DESCRIPTION OF THE TASK> Isolate every line in the records below with "applications" in it.

PROVIDED DATA>

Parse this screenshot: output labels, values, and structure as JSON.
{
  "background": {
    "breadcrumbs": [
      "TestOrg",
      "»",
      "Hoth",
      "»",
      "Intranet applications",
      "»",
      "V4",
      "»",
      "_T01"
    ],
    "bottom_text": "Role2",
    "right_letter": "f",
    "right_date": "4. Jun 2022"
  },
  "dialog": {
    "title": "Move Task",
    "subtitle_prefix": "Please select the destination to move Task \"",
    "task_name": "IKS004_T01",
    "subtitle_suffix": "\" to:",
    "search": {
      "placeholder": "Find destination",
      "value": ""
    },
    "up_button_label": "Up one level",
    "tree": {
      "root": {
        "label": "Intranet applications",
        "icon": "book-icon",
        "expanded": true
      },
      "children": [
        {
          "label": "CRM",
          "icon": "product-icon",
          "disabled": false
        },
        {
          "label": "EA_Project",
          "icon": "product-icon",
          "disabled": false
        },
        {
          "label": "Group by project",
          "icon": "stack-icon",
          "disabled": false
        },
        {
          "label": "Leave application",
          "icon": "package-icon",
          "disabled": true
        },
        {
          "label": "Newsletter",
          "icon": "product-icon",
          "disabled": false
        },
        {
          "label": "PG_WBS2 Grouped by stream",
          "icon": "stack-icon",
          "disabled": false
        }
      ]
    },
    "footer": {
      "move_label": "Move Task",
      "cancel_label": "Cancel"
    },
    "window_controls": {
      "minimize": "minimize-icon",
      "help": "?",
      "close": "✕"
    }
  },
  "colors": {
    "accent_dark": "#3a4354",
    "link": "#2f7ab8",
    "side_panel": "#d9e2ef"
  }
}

RESPONSE>
      "Intranet applications",
        "label": "Intranet applications",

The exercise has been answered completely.